Kantorovich was another Russian mathematician. He was studying linear optmization problems when he realized one of his results had important implications for running planned economies. He wrote the government a nice letter telling them that they were doing the economy all wrong and he could show them how to do it better. The government at this point happened to be Stalin during his “kill anybody who disagrees with me in any way” phase. Historians are completely flabbergasted that Kantorovich survived, and conjecture that maybe some mid-level bureaucrat felt sorry for him and erased all evidence the letter had ever existed. He was only in his 20s at the time, and it seems like later on he got more sophisticated and was able to weather Soviet politics about as well as anybody.
How could such a smart guy make such a stupid mistake?

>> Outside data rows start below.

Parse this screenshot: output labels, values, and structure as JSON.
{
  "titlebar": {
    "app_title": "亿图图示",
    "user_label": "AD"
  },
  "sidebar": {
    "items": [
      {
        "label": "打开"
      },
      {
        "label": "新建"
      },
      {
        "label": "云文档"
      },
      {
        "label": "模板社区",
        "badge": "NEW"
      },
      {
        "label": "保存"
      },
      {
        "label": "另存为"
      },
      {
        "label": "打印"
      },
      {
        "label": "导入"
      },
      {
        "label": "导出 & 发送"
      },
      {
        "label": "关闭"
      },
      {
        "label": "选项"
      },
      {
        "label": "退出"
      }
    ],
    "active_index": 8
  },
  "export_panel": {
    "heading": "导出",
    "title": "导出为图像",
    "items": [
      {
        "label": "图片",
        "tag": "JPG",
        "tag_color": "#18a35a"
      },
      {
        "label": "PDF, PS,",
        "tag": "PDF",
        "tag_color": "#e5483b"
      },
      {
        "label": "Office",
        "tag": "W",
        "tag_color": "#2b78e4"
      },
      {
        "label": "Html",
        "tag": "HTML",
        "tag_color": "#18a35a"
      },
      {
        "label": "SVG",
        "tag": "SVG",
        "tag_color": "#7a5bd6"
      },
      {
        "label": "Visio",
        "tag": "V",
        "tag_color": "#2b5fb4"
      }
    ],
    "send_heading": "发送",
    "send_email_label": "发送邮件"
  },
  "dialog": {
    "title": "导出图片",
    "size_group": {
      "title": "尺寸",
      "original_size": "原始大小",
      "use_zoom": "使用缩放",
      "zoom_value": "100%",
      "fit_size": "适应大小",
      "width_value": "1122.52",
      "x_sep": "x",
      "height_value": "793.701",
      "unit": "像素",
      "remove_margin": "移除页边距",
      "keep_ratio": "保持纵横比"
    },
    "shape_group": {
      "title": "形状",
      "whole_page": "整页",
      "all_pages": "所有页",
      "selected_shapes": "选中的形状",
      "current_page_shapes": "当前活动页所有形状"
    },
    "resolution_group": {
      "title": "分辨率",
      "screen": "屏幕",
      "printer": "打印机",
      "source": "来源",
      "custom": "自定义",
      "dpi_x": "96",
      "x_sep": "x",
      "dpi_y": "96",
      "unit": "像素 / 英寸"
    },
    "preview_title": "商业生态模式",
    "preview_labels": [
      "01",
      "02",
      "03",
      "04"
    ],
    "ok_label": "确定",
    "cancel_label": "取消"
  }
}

My guess: the Soviet government didn’t officially say “We will kill anyone who criticizes us”. They officially said “Comrade Stalin loves freedom and welcomes criticism from his fellow citizens”, and you had to have some basic level of cynicism and social competence to figure out that wasn’t true.

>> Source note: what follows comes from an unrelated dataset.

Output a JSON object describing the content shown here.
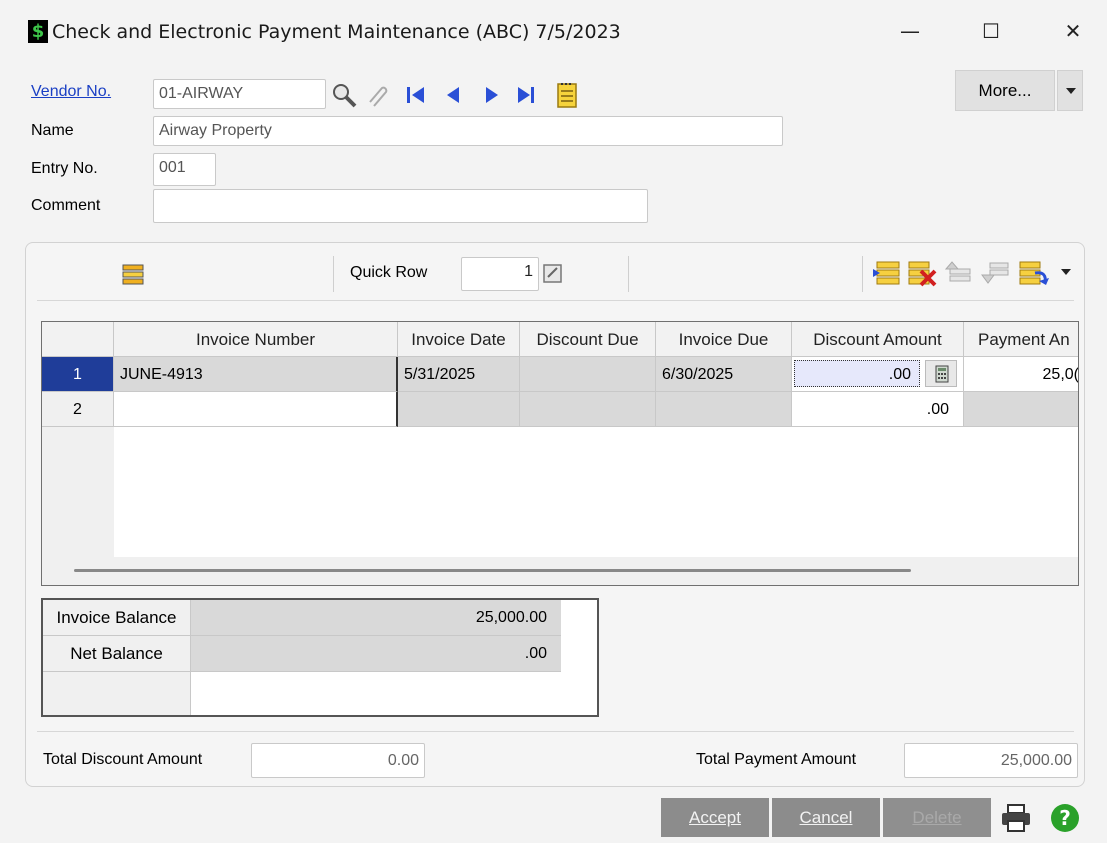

Even if the Soviet government had been more honest and admitted they were paranoid psychopaths, the exact implications aren’t clear. Kantorovich was a professor, he was writing about a very abstract level of economics close to his area of expertise, and he expressed his concerns privately to the government. Was that really the same as some random hooligan shouting “I hate Stalin!” on a street corner? Surely there were some highly-placed professors of unquestionable loyalty who had discussed economics with government officials before. Even a savvier version of Kantorovich would have to consider complicated questions of social status, connections, privileges, et cetera. The real version of Kantorovich showed no signs of knowing any of those issues even existed.
If you think it’s impossible to be that oblivious, you’re wrong. Every couple of weeks, I have friends ask me “Hey, do you know if I could get in trouble for saying [THING THAT THEY WILL DEFINITELY GET IN TROUBLE FOR SAYING]?” When I stare at them open-mouthed, they follow with “Well, what if I start by specifying that I’m not a bad person and I just honestly think it might be true?” I am half-tempted to hire babysitters for these people to make sure they’re not sending disapproving letters to Stalin in their spare time.
In gun land, the Kantorovich option is to say, “Sure officer, you’re welcome to search my vehicle” during a traffic stop on the way home from the range. “I’m not doing anything wrong so I have nothing to hide.”
What’s the solution?
Where the SSC essay lands is a whisper network. A group of people you can talk to in private to understand the written rules, the unwritten ones, and where both of the above can safely be bent or circumnavigated.
In the case of guns, the good news is that that whisper network exists. It’s called the internet. Thirty years ago, info about carry laws was VHS lore. The NFA was a dark art known only to level 20 mages. Today there are new threads every day from people reporting their on-the-ground experience with unwritten rules. The rules will ebb and flow over time. But your tools to navigate those rules will only get better.
This week’s links
Are you in the SF Bay area and interested in coming to an OSD range day?
Reply to this email for details! We’re hosting a full-day pistol course on September 24.
Ava Flanell interviewing Chuck about gun stuff and Chuck’s 11 years at Facebook.
First, big kudos to this person for sharing their experience for others to learn from. Second, this is a useful refutation of the idea that a gun can be rendered 100% inert by being placed in a holster.
OSD office hours
If you’re a new gun owner, thinking about becoming one, or know someone who is, come to OSD office hours. It’s a free 30-minute video call with an OSD team member to ask any and all your questions.
Like what we’re doing? You can support us at the link below.
And the best kind of support is to rock some merch and spread the word. Top-quality hats, t-shirts, and patches.
Thanks for reading Open Source Defense! Subscribe to get a new post every Monday.